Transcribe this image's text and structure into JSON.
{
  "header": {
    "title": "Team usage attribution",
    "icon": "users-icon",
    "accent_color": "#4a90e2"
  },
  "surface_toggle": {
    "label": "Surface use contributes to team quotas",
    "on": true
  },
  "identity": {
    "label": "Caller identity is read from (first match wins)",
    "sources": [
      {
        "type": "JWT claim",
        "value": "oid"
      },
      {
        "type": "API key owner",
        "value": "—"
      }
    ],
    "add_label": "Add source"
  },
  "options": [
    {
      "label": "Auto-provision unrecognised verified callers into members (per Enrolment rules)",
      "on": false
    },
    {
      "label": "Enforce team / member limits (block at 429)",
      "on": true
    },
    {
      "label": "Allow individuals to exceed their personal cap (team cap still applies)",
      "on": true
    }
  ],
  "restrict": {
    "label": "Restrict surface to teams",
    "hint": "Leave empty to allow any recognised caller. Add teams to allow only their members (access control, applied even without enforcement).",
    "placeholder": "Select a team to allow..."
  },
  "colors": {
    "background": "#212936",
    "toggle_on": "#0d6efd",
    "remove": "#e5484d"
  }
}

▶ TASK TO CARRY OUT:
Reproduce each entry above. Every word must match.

▶ RESULT OF THIS TASK:
Transcribe this image's text and structure into JSON.
{
  "header": {
    "title": "Team usage attribution",
    "icon": "users-icon",
    "accent_color": "#4a90e2"
  },
  "surface_toggle": {
    "label": "Surface use contributes to team quotas",
    "on": true
  },
  "identity": {
    "label": "Caller identity is read from (first match wins)",
    "sources": [
      {
        "type": "JWT claim",
        "value": "oid"
      },
      {
        "type": "API key owner",
        "value": "—"
      }
    ],
    "add_label": "Add source"
  },
  "options": [
    {
      "label": "Auto-provision unrecognised verified callers into members (per Enrolment rules)",
      "on": false
    },
    {
      "label": "Enforce team / member limits (block at 429)",
      "on": true
    },
    {
      "label": "Allow individuals to exceed their personal cap (team cap still applies)",
      "on": true
    }
  ],
  "restrict": {
    "label": "Restrict surface to teams",
    "hint": "Leave empty to allow any recognised caller. Add teams to allow only their members (access control, applied even without enforcement).",
    "placeholder": "Select a team to allow..."
  },
  "colors": {
    "background": "#212936",
    "toggle_on": "#0d6efd",
    "remove": "#e5484d"
  }
}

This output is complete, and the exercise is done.